Also, it seems that we can do 3oz shots of Canadian whisky at eight in the morning. Going to be a great day, I can just tell. Time for breakfast, which may well involve enough fat to turn my heart into confit.

...

We had great intentions, but after an all-nighter, half a bottle of whisky between us — I can't believe it either, but it's true — and a very filling Traditional Scottish Breakfast, none of us could stay awake very long. I fell asleep first and woke up first, so I got to make plans to visit with Stephen.

Near Chris' place there are perhaps too many good Indian places, and we found another with Stephen's assistance. Very yummy, very filling, very Edinburgh. Stephen had the wonderful idea to visit the Scotch Malt Whisky Society's tasting room, but it wasn't open when we got there — the automated phone message indicated that it would be open until 11pm, but 2 January is apparently some inviolate holiday in Scotland, so we were out of that particular brand of luck. Instead, we substituted a vastly superior brand of luck, and were invited back to Stephen's to sample his impressive personal collection, talk about topics ranging from the inner workings of Linux filesystems to the devolution of powers in American states and EU countries, and look at pictures of his adorable daughter Heather. Fiona was busy working on a quilt for a gift, but she offered to drive us back to Chris', so we got to chat a bit then. A fantastic evening; I need more of the Tweedies in my life, clearly.

Over the course of the day, Phil and I had toyed with changing our tickets to stay a few extra days and actually visit with Chris, but our airline friends wanted an outrageous amount of money in change fees. I'm still waiting for a wire to show up, so that wasn't in the cards for me. Chris has been a saint, more patient than we deserved with our working and sleeping, and we'll have to come back in a little bit and show him a good time.

I was thinking about sleeping a little bit before we took off to the airport, but Chris just pointed out that that's in something like an hour. He and Phil were smart and slept. I was not, and didn't. Story of my frigging life.
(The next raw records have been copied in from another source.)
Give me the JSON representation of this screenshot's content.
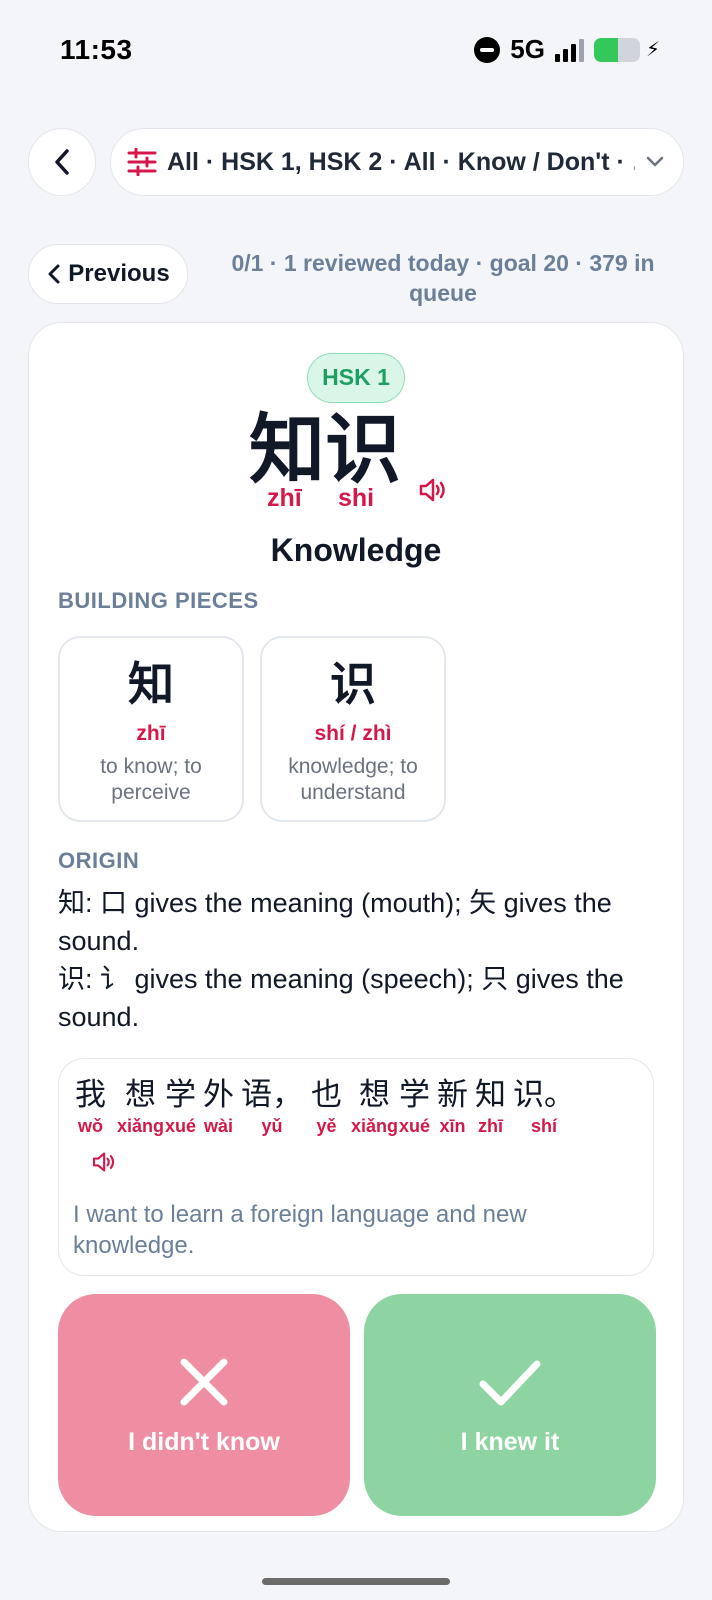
{
  "status_bar": {
    "time": "11:53",
    "network": "5G"
  },
  "nav": {
    "filter_summary": "All · HSK 1, HSK 2 · All · Know / Don't · …",
    "previous_label": "Previous",
    "progress_line1": "0/1 · 1 reviewed today · goal 20 · 379 in",
    "progress_line2": "queue"
  },
  "card": {
    "level_badge": "HSK 1",
    "hanzi": "知识",
    "pinyin": [
      "zhī",
      "shi"
    ],
    "meaning": "Knowledge",
    "building_pieces_label": "BUILDING PIECES",
    "pieces": [
      {
        "char": "知",
        "pinyin": "zhī",
        "meaning": "to know; to perceive"
      },
      {
        "char": "识",
        "pinyin": "shí / zhì",
        "meaning": "knowledge; to understand"
      }
    ],
    "origin_label": "ORIGIN",
    "origin": [
      "知: 口 gives the meaning (mouth); 矢 gives the sound.",
      "识: 讠 gives the meaning (speech); 只 gives the sound."
    ],
    "example": {
      "tokens": [
        {
          "char": "我",
          "pinyin": "wǒ"
        },
        {
          "char": "想",
          "pinyin": "xiǎng"
        },
        {
          "char": "学",
          "pinyin": "xué"
        },
        {
          "char": "外",
          "pinyin": "wài"
        },
        {
          "char": "语，",
          "pinyin": "yǔ"
        },
        {
          "char": "也",
          "pinyin": "yě"
        },
        {
          "char": "想",
          "pinyin": "xiǎng"
        },
        {
          "char": "学",
          "pinyin": "xué"
        },
        {
          "char": "新",
          "pinyin": "xīn"
        },
        {
          "char": "知",
          "pinyin": "zhī"
        },
        {
          "char": "识。",
          "pinyin": "shí"
        }
      ],
      "translation": "I want to learn a foreign language and new knowledge."
    },
    "buttons": {
      "dont_know": "I didn't know",
      "knew": "I knew it"
    }
  },
  "colors": {
    "accent_red": "#d4194a",
    "badge_green": "#1e9e63",
    "dont_know_bg": "#ef8ea2",
    "knew_bg": "#8ed3a2"
  },
  "icons": [
    "back-chevron-icon",
    "filter-sliders-icon",
    "chevron-down-icon",
    "chevron-left-icon",
    "speaker-icon",
    "close-x-icon",
    "checkmark-icon"
  ]
}
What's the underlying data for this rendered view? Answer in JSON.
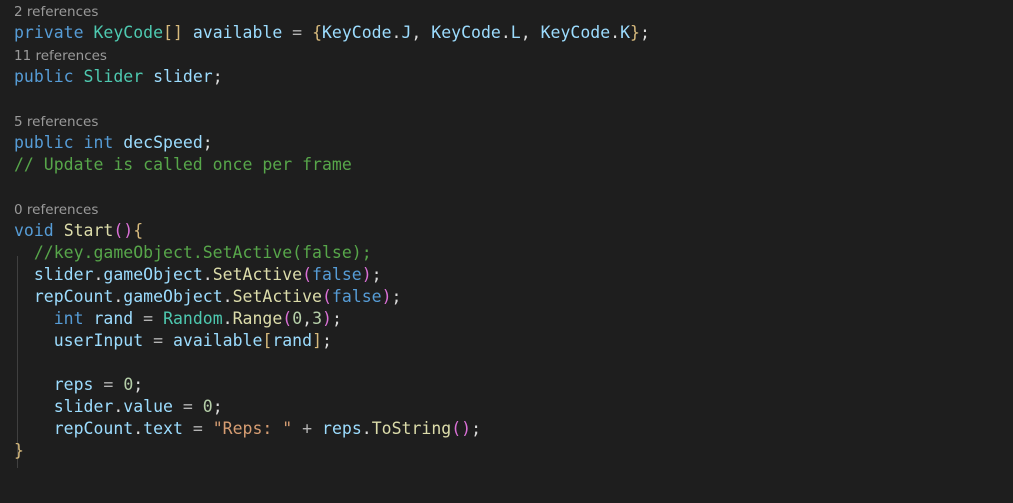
{
  "editor": {
    "language": "csharp",
    "background_color": "#1e1e1e",
    "theme": "dark-plus",
    "colors": {
      "keyword": "#569cd6",
      "type": "#4ec9b0",
      "variable": "#9cdcfe",
      "method": "#dcdcaa",
      "string": "#d69d72",
      "comment": "#57a64a",
      "number": "#b5cea8",
      "punctuation": "#dcdcdc",
      "brace": "#d7ba7d",
      "paren": "#da70d6",
      "codelens": "#9a9a9a"
    }
  },
  "code": {
    "lines": [
      {
        "kind": "codelens",
        "text": "2 references"
      },
      {
        "kind": "code",
        "text": "private KeyCode[] available = {KeyCode.J, KeyCode.L, KeyCode.K};"
      },
      {
        "kind": "codelens",
        "text": "11 references"
      },
      {
        "kind": "code",
        "text": "public Slider slider;"
      },
      {
        "kind": "blank",
        "text": ""
      },
      {
        "kind": "codelens",
        "text": "5 references"
      },
      {
        "kind": "code",
        "text": "public int decSpeed;"
      },
      {
        "kind": "code",
        "text": "// Update is called once per frame"
      },
      {
        "kind": "blank",
        "text": ""
      },
      {
        "kind": "codelens",
        "text": "0 references"
      },
      {
        "kind": "code",
        "text": "void Start(){"
      },
      {
        "kind": "code",
        "text": "  //key.gameObject.SetActive(false);"
      },
      {
        "kind": "code",
        "text": "  slider.gameObject.SetActive(false);"
      },
      {
        "kind": "code",
        "text": "  repCount.gameObject.SetActive(false);"
      },
      {
        "kind": "code",
        "text": "    int rand = Random.Range(0,3);"
      },
      {
        "kind": "code",
        "text": "    userInput = available[rand];"
      },
      {
        "kind": "blank",
        "text": ""
      },
      {
        "kind": "code",
        "text": "    reps = 0;"
      },
      {
        "kind": "code",
        "text": "    slider.value = 0;"
      },
      {
        "kind": "code",
        "text": "    repCount.text = \"Reps: \" + reps.ToString();"
      },
      {
        "kind": "code",
        "text": "}"
      }
    ],
    "codelens_labels": [
      "2 references",
      "11 references",
      "5 references",
      "0 references"
    ],
    "identifiers": [
      "available",
      "slider",
      "decSpeed",
      "Start",
      "key",
      "gameObject",
      "SetActive",
      "repCount",
      "rand",
      "Random",
      "Range",
      "userInput",
      "reps",
      "value",
      "text",
      "ToString"
    ],
    "types": [
      "KeyCode",
      "Slider"
    ],
    "keywords": [
      "private",
      "public",
      "int",
      "void",
      "false"
    ],
    "literals": [
      "KeyCode.J",
      "KeyCode.L",
      "KeyCode.K",
      "0",
      "3",
      "\"Reps: \""
    ],
    "comments": [
      "// Update is called once per frame",
      "//key.gameObject.SetActive(false);"
    ]
  }
}
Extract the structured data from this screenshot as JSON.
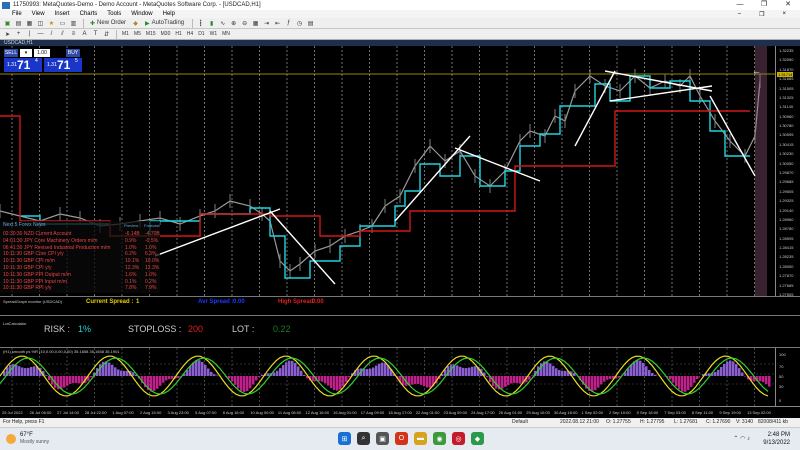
{
  "window": {
    "title": "11750993: MetaQuotes-Demo - Demo Account - MetaQuotes Software Corp. - [USDCAD,H1]",
    "controls": [
      "—",
      "❐",
      "✕"
    ]
  },
  "menu": [
    "File",
    "View",
    "Insert",
    "Charts",
    "Tools",
    "Window",
    "Help"
  ],
  "toolbar": {
    "new_order": "New Order",
    "auto_trading": "AutoTrading",
    "timeframes": [
      "M1",
      "M5",
      "M15",
      "M30",
      "H1",
      "H4",
      "D1",
      "W1",
      "MN"
    ]
  },
  "chart_tab": "USDCAD,H1",
  "trade_panel": {
    "sell_label": "SELL",
    "buy_label": "BUY",
    "lot": "1.00",
    "sell_small": "1.31",
    "sell_big": "71",
    "sell_sup": "4",
    "buy_small": "1.31",
    "buy_big": "71",
    "buy_sup": "5"
  },
  "price_axis": [
    "1.32235",
    "1.32050",
    "1.31870",
    "1.31685",
    "1.31505",
    "1.31325",
    "1.31140",
    "1.30960",
    "1.30780",
    "1.30595",
    "1.30415",
    "1.30230",
    "1.30050",
    "1.29870",
    "1.29685",
    "1.29505",
    "1.29325",
    "1.29140",
    "1.28960",
    "1.28780",
    "1.28595",
    "1.28415",
    "1.28235",
    "1.28050",
    "1.27870",
    "1.27685",
    "1.27505"
  ],
  "current_price": "1.31714",
  "news": {
    "title": "Next 5 Forex News",
    "col_prev": "Preview",
    "col_fore": "Forecast",
    "rows": [
      {
        "time": "02:30:30",
        "event": "NZD Current Account",
        "prev": "-6.14B",
        "fore": "-4.70B"
      },
      {
        "time": "04:01:30",
        "event": "JPY Core Machinery Orders m/m",
        "prev": "0.9%",
        "fore": "-0.5%"
      },
      {
        "time": "06:41:30",
        "event": "JPY Revised Industrial Production m/m",
        "prev": "1.0%",
        "fore": "1.0%"
      },
      {
        "time": "10:11:30",
        "event": "GBP Core CPI y/y",
        "prev": "6.2%",
        "fore": "6.3%"
      },
      {
        "time": "10:11:30",
        "event": "GBP CPI m/m",
        "prev": "10.1%",
        "fore": "10.0%"
      },
      {
        "time": "10:11:30",
        "event": "GBP CPI y/y",
        "prev": "12.3%",
        "fore": "12.3%"
      },
      {
        "time": "10:11:30",
        "event": "GBP PPI Output m/m",
        "prev": "1.6%",
        "fore": "1.0%"
      },
      {
        "time": "10:11:30",
        "event": "GBP PPI Input m/m",
        "prev": "0.1%",
        "fore": "0.2%"
      },
      {
        "time": "10:11:30",
        "event": "GBP RPI y/y",
        "prev": "7.8%",
        "fore": "7.9%"
      }
    ]
  },
  "spread_window": {
    "header": "SpreadGraph monitor (USDCAD)",
    "current_spread_label": "Current Spread :",
    "current_spread_value": "1",
    "avg_label": "Avr Spread :",
    "avg_value": "0.00",
    "high_label": "High Spread :",
    "high_value": "0.00"
  },
  "lot_window": {
    "header": "LotCalculator",
    "risk_label": "RISK :",
    "risk_value": "1%",
    "stoploss_label": "STOPLOSS :",
    "stoploss_value": "200",
    "lot_label": "LOT :",
    "lot_value": "0.22"
  },
  "osc_window": {
    "header": "(H1) smooth ps %R (10,0.00,0.00,0.00) 35.1658 35.1658 35.1901",
    "axis": [
      "100",
      "70",
      "50",
      "30",
      "0"
    ]
  },
  "time_axis": [
    "25 Jul 2022",
    "26 Jul 06:00",
    "27 Jul 14:00",
    "28 Jul 22:00",
    "1 Aug 07:00",
    "2 Aug 15:00",
    "3 Aug 23:00",
    "5 Aug 07:00",
    "8 Aug 16:00",
    "10 Aug 00:00",
    "11 Aug 08:00",
    "12 Aug 16:00",
    "16 Aug 01:00",
    "17 Aug 09:00",
    "18 Aug 17:00",
    "22 Aug 01:00",
    "23 Aug 09:00",
    "24 Aug 17:00",
    "26 Aug 01:00",
    "29 Aug 10:00",
    "30 Aug 18:00",
    "1 Sep 02:00",
    "2 Sep 10:00",
    "5 Sep 18:00",
    "7 Sep 03:00",
    "8 Sep 11:00",
    "9 Sep 19:00",
    "13 Sep 02:00"
  ],
  "status": {
    "help": "For Help, press F1",
    "profile": "Default",
    "datetime": "2022.08.12 21:00",
    "open": "O: 1.27755",
    "high": "H: 1.27795",
    "low": "L: 1.27681",
    "close": "C: 1.27690",
    "volume": "V: 3140",
    "traffic": "82008/411 kb"
  },
  "taskbar": {
    "temp": "67°F",
    "weather": "Mostly sunny",
    "time": "2:48 PM",
    "date": "9/13/2022"
  }
}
(Yes, this entry did say "2 January 2002" for most of the day. That's going to happen a lot, I predict.)

Posted by shaver at 01:00 AM | Comments (0)
1 January 2003
mmiii

We weren't hung over this morning, but we could easily have been, so we slept in just the same. A long search for appropriate dinner — technically a breakfast, but at 7pm that becomes an awkward term — led us to a lovely Arabian/Spanish place. We ordered the "Arabian Feast" for three, and got enough food for five. Mmm. Sweet gluttony.

We just made it to a showing of Die Another Day, which is certainly a fine Bond movie. It didn't feel over-long, even, and I hope we get to see more — cough, cough — of Rosamund Pike in the future.

Phil and I are so close to the fix for our last test that the strong force is involved. Now that we've mostly frittered away our vacation, it's not putting up as much of a fight.

Because this is our "boys' week out", we've managed to run out of food in the house, and outlasted pretty much everywhere in Edinburgh that might provide us with nourishment. It's just like when I was single, except I have better clothes now. Maybe Chris can make some oatmeal.

I was expecting her to be a little off-kilter on New Year's morning, but apparently Tyla started drinking early: there wasn't any Monday, December 31st in 2002, to my knowledge. Everyone point and laugh at Tyla!

No Scottish girls kissed today; this morning might have been an anomaly.

Made some New Year's resolutions today, while pondering in the shower, and I might talk more about them later, unless I flub them really embarrassingly.

Posted by shaver at 01:00 AM | Comments (0)